With Thanksgiving (in the United States) coming up this week, I’ve been thinking a lot about how we show gratitude to others. I definitely think there are very powerful ways that we, as trainers, can show our gratitude to our learners.
Put some effort into room set up
What the learners find when they walk into your room goes a long way to setting the tone for the session and says a lot for how you’ve prepared for them.
Make your session mean something (even if they don’t want to be there)
Sometimes people come to our sessions when they don’t want to, and sometimes they come with expectations that don’t align with what you’re planning to cover. One thing I like to do is begin sessions by simply asking people to introduce themselves and share one expectation they have for the day. If their expectation aligns with the scope of the session, great.

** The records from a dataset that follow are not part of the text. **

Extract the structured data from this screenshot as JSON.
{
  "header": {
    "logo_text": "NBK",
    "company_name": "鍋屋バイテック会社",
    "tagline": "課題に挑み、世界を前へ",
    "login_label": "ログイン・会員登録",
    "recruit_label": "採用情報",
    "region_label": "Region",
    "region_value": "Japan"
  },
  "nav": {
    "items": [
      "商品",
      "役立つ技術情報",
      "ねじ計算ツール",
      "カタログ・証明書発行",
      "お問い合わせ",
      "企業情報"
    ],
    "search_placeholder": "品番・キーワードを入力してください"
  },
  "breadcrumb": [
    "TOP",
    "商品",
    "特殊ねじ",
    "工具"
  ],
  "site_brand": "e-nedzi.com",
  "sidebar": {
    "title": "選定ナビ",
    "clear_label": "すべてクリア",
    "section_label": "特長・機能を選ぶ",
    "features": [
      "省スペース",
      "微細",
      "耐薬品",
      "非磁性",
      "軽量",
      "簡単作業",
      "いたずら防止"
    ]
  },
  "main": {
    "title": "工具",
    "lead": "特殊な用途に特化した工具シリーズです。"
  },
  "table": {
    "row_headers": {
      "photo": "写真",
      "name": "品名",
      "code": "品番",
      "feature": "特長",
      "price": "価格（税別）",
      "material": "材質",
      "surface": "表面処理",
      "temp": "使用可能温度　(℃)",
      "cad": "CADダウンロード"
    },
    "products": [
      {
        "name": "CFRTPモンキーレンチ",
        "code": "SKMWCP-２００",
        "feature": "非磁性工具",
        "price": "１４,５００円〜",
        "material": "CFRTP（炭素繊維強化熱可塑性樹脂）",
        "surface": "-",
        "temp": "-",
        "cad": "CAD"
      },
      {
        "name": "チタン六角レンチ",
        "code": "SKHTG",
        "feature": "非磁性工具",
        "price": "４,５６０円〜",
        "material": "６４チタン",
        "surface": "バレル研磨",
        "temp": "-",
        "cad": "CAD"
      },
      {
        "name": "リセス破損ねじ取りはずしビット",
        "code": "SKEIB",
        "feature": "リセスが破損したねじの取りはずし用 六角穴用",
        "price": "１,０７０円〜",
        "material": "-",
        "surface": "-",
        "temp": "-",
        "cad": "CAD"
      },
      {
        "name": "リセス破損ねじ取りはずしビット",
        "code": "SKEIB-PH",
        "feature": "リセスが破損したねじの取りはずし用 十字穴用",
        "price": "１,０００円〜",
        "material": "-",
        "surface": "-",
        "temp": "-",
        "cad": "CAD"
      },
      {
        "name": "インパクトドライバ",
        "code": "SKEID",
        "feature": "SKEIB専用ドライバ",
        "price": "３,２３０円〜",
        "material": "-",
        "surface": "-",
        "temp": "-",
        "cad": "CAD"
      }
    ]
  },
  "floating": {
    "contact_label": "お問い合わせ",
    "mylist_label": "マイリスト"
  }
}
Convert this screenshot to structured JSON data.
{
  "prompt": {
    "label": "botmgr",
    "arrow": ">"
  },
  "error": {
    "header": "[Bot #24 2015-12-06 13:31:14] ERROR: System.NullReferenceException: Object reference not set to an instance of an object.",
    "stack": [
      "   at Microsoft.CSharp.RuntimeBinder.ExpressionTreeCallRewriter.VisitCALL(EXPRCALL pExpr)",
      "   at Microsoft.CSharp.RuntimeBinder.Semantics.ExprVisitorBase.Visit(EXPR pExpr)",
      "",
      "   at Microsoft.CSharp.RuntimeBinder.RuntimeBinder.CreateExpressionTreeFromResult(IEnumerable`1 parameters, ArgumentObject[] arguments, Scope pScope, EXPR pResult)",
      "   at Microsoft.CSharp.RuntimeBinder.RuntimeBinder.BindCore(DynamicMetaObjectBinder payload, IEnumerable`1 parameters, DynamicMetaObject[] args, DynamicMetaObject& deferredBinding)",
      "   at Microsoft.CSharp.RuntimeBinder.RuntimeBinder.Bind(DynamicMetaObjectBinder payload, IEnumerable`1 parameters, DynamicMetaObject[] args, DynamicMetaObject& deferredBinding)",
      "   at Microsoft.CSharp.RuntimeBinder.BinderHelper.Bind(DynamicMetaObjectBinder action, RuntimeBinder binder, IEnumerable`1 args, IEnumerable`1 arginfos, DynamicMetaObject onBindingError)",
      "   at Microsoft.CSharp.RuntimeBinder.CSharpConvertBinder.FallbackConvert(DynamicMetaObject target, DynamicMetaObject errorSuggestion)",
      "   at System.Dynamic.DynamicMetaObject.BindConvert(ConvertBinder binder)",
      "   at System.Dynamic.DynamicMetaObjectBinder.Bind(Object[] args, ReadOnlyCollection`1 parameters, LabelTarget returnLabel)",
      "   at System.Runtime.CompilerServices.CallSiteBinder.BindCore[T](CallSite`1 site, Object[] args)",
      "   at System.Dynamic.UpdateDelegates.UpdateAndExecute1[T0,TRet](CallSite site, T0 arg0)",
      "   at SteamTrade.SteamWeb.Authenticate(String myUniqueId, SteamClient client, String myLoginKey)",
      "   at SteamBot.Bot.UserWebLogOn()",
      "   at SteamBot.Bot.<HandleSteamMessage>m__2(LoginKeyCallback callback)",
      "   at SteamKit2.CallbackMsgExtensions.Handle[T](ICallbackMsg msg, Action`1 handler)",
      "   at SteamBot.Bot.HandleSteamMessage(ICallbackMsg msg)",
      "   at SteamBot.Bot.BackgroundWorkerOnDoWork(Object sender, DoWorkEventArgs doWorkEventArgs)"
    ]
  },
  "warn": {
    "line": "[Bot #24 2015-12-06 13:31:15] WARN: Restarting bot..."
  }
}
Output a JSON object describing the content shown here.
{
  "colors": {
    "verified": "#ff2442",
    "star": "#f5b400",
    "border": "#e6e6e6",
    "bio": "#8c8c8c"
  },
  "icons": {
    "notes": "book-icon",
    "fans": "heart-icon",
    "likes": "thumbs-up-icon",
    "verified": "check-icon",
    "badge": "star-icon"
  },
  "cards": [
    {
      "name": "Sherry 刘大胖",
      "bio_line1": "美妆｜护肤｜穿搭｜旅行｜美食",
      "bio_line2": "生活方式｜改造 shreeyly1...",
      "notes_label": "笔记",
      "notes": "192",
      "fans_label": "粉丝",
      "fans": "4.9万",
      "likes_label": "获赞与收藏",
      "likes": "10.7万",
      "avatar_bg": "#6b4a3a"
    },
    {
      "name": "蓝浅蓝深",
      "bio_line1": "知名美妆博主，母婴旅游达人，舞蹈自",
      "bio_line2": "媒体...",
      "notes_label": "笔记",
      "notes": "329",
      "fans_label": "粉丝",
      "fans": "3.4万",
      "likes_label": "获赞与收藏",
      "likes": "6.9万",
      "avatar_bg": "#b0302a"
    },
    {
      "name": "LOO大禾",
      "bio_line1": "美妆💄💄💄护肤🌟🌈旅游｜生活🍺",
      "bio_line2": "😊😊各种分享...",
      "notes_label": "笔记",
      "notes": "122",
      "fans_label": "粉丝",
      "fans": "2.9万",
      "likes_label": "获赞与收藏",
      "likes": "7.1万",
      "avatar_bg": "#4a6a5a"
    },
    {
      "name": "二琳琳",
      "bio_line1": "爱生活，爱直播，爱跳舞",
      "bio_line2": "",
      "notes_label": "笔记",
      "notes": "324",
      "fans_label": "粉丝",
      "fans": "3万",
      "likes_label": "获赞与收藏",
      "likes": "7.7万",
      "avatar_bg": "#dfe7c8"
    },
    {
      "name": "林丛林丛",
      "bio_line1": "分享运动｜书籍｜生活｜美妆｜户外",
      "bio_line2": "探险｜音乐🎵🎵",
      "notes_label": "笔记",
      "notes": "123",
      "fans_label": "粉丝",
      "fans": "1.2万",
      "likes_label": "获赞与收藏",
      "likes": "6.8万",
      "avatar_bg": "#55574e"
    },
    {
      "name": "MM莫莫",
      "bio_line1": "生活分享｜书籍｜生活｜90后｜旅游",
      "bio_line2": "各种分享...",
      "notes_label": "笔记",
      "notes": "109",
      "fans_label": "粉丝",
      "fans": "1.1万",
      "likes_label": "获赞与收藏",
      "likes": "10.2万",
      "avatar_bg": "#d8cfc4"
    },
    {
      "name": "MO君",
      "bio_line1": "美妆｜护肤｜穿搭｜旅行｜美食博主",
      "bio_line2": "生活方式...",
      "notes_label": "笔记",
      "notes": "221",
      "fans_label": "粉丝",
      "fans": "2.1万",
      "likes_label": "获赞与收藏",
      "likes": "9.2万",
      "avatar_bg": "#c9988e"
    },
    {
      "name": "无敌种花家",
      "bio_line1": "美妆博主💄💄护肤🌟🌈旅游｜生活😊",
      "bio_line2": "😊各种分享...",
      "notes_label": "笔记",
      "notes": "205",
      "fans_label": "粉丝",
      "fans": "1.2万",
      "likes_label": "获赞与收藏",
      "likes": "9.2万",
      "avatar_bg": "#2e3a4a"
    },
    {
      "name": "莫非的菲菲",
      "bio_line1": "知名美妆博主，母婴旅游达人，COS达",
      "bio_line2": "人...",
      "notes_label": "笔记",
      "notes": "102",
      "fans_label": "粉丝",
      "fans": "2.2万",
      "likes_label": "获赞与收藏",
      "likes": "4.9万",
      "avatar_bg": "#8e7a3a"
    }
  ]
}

If not, I take their out-of-scope expectation and put it into the Parking Lot so that I can talk with them in more depth during a break. Sometimes fate intervenes and allows me to cover parking lot items in the flow of conversations that emerge organically in a session as well.
Keep them engaged
One of the foundational philosophies underlying the training that my colleagues and I design is Dialogue Education. Based on Jane Vella’s work, we adhere to her 12 principles which are basically a “thank you note” for training attendees. Concepts such as ensuring a safe environment for learners to participate, working in partnership with learners, ensuring relevance of content and ensuring practice with reflection (praxis) are all key components.
Delight them with something new
Sometimes “new” is the content you’re delivering. Sometimes “new” is a model you’re sharing, a process or procedure or a new way to solve a problem. Sometimes “new” is a way for them to engage – tools like PollEverywhere and Kahoot often excite my participants so much that they want to bring it in to their own future presentations.
Celebrate their accomplishments
Assuming you’ve engaged your learners and allowed them to get involved in your session, offering opportunities to celebrate what they’ve learned and demonstrated they can do in your session is appreciation/celebration-worthy.
What’s missing? How do you appreciate and offer thanks to your learners?